WORK REQUEST:
Only lines that contain the word "close" belong in the answer; copy them from the records below.

◇ ◇ ◇ ◇ ◇

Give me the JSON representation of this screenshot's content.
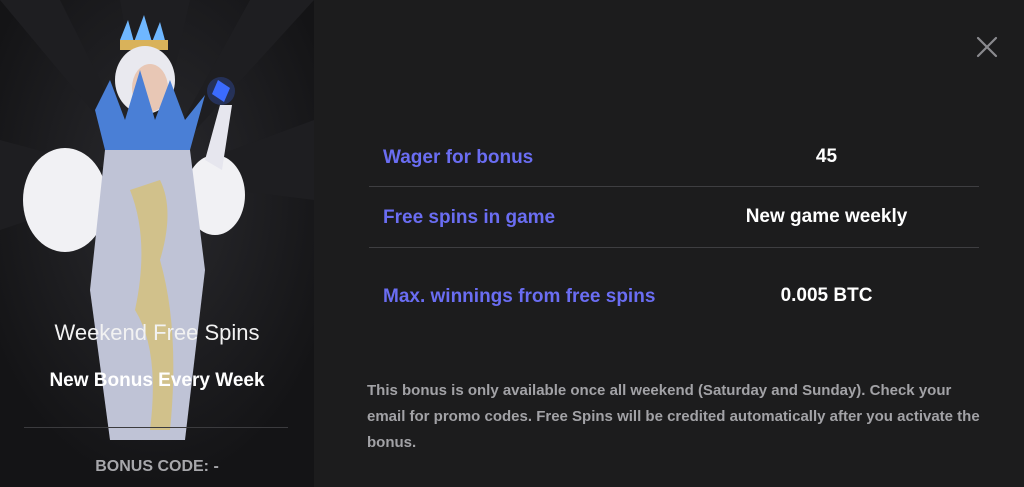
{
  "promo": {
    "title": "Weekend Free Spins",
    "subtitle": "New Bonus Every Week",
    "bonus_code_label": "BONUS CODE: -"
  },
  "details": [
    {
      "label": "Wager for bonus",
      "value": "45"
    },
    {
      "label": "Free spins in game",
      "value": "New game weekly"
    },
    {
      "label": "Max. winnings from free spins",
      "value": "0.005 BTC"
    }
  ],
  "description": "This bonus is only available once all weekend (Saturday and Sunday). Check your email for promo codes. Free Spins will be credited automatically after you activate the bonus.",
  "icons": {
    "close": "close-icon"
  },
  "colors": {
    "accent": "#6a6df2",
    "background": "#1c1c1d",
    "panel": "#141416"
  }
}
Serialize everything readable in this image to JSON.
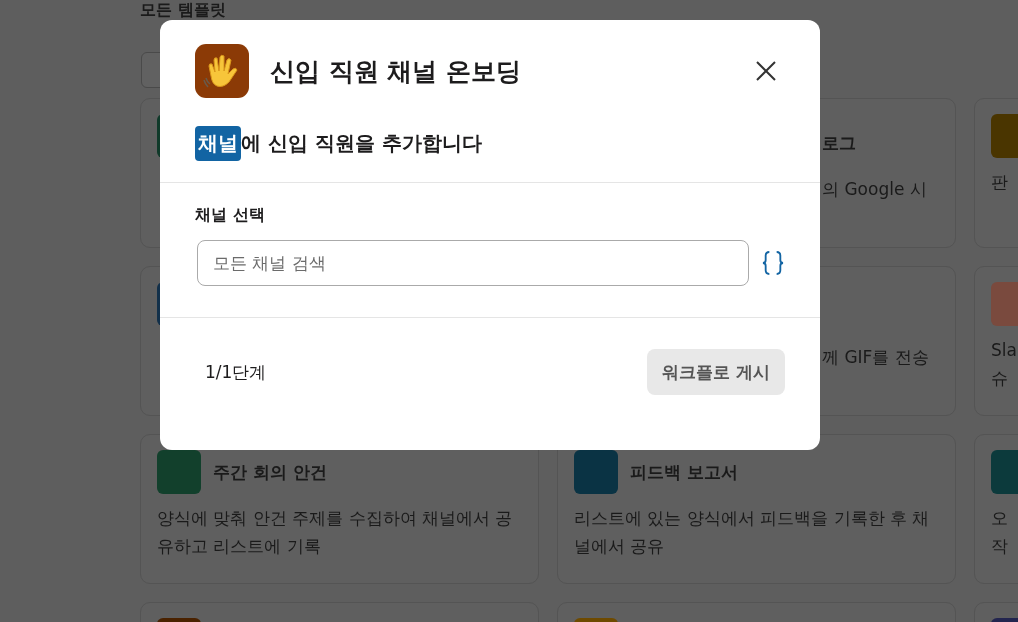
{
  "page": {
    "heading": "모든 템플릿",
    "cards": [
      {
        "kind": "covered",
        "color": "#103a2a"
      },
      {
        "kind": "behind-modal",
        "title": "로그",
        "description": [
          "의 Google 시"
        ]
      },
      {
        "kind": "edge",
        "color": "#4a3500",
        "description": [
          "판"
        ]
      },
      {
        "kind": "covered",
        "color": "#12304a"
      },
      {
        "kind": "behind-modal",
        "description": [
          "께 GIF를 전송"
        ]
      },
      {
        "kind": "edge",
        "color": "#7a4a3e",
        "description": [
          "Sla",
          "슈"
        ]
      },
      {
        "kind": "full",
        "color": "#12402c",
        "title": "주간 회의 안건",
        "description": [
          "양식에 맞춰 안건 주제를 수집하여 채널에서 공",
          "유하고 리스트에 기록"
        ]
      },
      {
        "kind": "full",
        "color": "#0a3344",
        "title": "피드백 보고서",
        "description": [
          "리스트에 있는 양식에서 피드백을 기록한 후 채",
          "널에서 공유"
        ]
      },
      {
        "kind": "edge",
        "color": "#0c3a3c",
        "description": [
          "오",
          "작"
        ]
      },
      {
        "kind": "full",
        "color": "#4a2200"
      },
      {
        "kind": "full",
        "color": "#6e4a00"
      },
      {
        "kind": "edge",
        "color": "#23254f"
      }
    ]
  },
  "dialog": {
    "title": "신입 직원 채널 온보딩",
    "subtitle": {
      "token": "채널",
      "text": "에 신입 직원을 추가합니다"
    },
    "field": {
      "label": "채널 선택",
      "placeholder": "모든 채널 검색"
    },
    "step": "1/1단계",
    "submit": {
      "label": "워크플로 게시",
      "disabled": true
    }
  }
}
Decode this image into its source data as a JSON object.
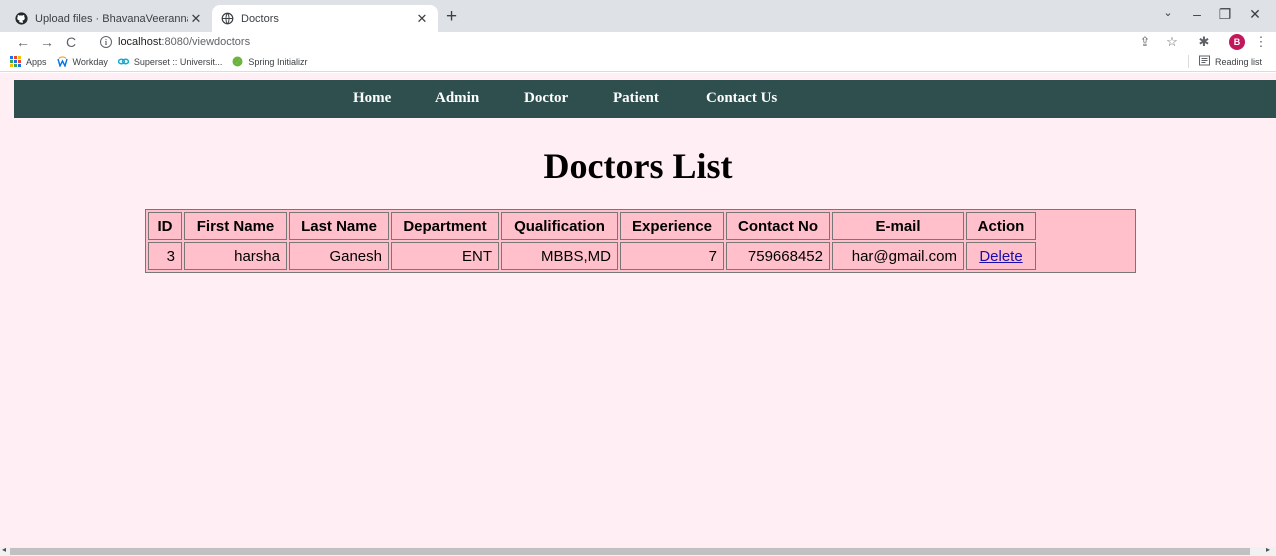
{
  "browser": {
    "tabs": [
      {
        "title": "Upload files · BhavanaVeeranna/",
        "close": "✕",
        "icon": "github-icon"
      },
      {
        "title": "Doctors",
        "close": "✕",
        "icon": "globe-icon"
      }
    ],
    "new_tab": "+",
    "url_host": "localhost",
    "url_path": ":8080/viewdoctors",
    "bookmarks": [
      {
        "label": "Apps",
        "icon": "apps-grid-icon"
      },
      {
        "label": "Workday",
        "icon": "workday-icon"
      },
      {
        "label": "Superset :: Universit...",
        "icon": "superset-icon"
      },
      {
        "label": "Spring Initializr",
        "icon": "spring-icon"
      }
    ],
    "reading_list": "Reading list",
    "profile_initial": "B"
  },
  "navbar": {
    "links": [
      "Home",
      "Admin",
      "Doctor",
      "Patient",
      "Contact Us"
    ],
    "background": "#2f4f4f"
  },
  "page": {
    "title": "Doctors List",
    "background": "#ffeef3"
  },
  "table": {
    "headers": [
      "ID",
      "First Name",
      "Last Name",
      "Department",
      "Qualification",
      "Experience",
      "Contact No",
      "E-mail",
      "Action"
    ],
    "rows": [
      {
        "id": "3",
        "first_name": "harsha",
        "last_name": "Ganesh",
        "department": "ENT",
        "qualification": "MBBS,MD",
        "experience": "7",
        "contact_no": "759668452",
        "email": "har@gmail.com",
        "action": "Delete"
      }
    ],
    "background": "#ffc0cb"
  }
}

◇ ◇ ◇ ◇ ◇

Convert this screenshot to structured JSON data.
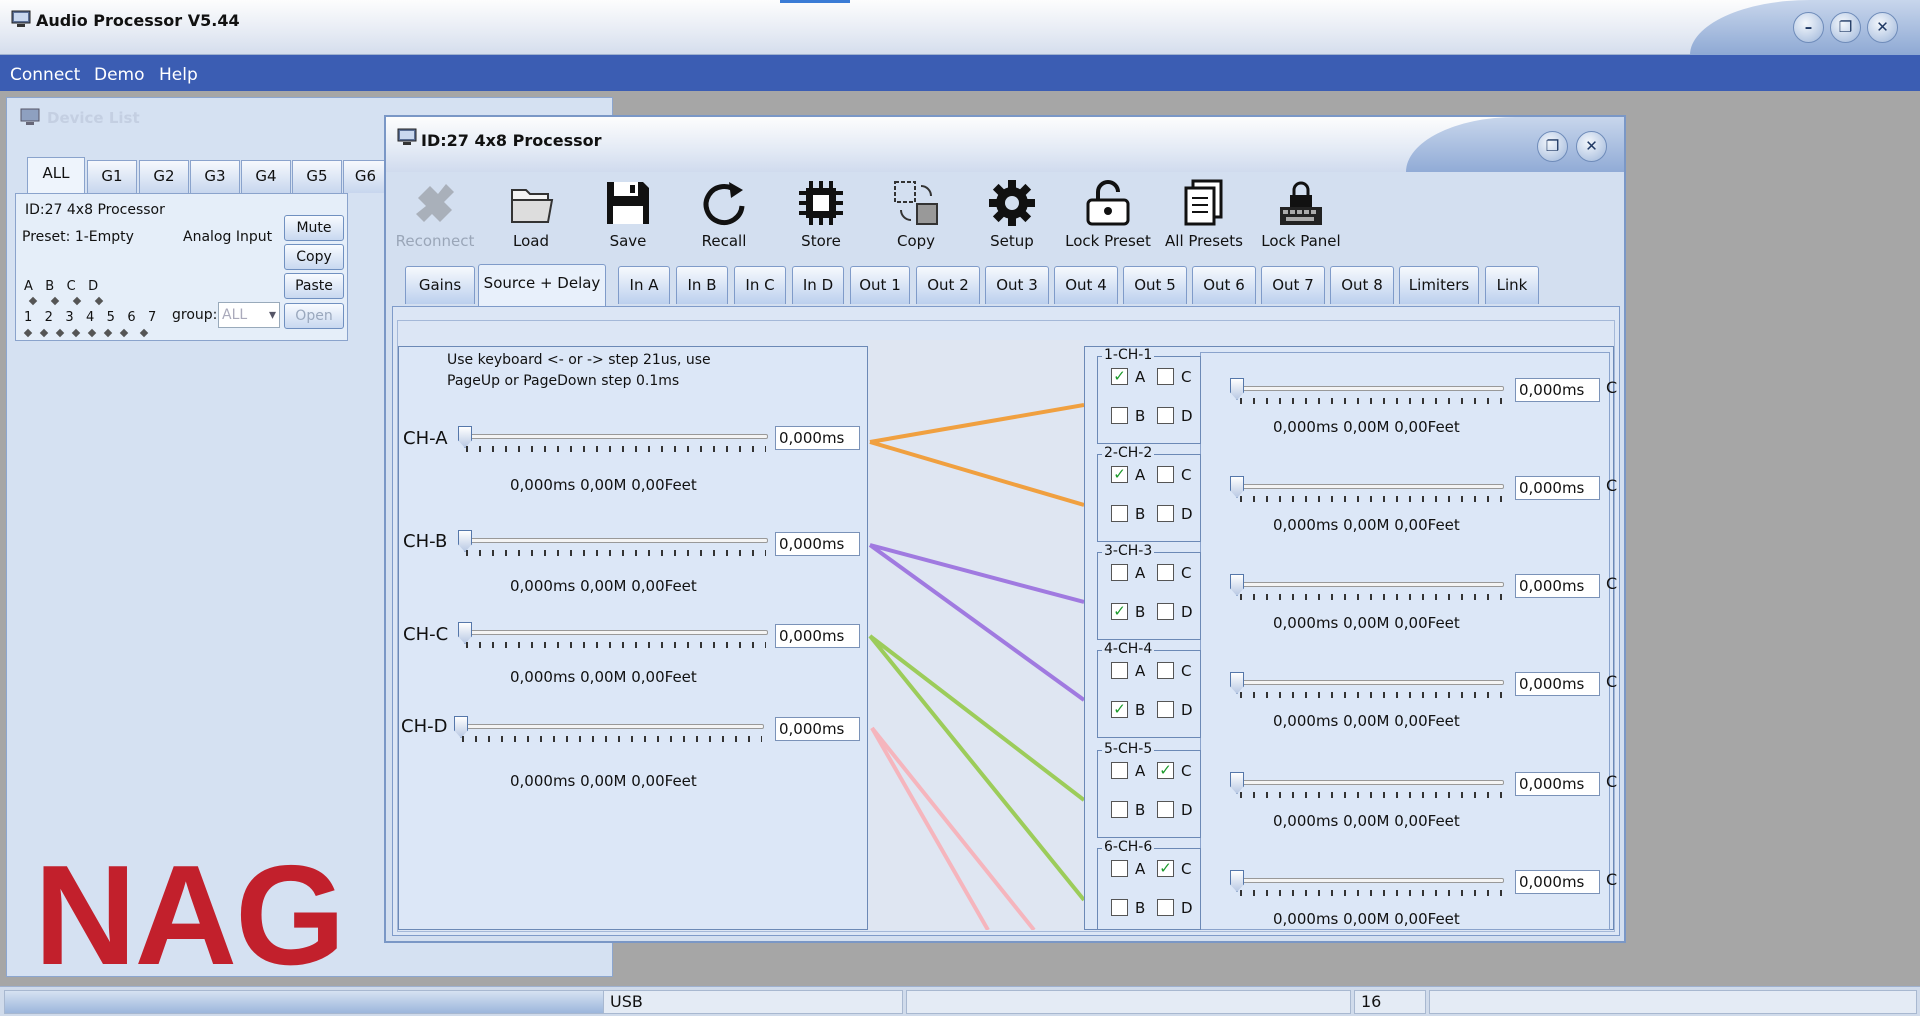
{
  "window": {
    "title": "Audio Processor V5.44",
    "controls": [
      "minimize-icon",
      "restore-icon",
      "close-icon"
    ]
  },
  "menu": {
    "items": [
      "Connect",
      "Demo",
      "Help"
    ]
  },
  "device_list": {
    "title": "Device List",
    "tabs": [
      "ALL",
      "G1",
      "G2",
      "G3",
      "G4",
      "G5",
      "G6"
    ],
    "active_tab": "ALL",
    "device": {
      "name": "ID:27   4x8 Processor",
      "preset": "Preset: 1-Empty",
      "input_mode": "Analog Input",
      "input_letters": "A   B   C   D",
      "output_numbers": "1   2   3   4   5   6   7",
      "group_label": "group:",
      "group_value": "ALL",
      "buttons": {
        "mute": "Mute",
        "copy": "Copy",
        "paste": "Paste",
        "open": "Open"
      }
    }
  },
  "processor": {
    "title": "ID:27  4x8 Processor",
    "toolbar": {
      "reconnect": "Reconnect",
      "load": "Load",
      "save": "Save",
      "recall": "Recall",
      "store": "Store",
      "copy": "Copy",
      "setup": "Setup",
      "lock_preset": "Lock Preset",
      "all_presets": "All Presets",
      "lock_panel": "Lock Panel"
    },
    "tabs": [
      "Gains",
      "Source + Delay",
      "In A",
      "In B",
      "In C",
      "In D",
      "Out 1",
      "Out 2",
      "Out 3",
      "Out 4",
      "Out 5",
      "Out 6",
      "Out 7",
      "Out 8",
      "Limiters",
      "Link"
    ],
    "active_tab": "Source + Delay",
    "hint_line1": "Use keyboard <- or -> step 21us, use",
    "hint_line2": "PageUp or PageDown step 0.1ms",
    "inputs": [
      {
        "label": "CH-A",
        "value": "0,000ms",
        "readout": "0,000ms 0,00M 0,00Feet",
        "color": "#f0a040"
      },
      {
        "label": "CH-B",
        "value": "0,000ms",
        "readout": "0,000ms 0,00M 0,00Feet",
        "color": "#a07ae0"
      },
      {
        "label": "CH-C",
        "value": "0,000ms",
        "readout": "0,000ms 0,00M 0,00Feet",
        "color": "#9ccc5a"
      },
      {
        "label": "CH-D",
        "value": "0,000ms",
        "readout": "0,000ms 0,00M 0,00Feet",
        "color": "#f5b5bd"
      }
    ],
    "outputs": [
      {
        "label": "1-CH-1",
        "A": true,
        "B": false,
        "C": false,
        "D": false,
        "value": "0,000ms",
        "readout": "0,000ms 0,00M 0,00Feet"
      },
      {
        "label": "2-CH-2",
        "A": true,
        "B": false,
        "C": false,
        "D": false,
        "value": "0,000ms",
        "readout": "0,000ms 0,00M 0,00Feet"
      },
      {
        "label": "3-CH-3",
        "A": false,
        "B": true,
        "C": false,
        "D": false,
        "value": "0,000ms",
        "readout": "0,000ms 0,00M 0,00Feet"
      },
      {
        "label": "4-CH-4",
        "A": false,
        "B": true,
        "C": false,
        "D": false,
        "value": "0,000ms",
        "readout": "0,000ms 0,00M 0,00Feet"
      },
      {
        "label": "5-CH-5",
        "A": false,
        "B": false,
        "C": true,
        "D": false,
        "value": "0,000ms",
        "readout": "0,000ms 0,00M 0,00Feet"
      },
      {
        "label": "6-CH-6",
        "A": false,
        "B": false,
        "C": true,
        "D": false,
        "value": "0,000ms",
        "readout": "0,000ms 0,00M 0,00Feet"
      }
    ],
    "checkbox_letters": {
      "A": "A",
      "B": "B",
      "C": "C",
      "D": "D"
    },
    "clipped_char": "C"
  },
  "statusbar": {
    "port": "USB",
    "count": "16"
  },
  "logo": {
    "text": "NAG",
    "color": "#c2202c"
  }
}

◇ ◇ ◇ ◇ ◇

RESULT OF THIS EXERCISE:
    "close": "close-icon"
        "close": "✕",
        "close": "✕",
      "close-icon"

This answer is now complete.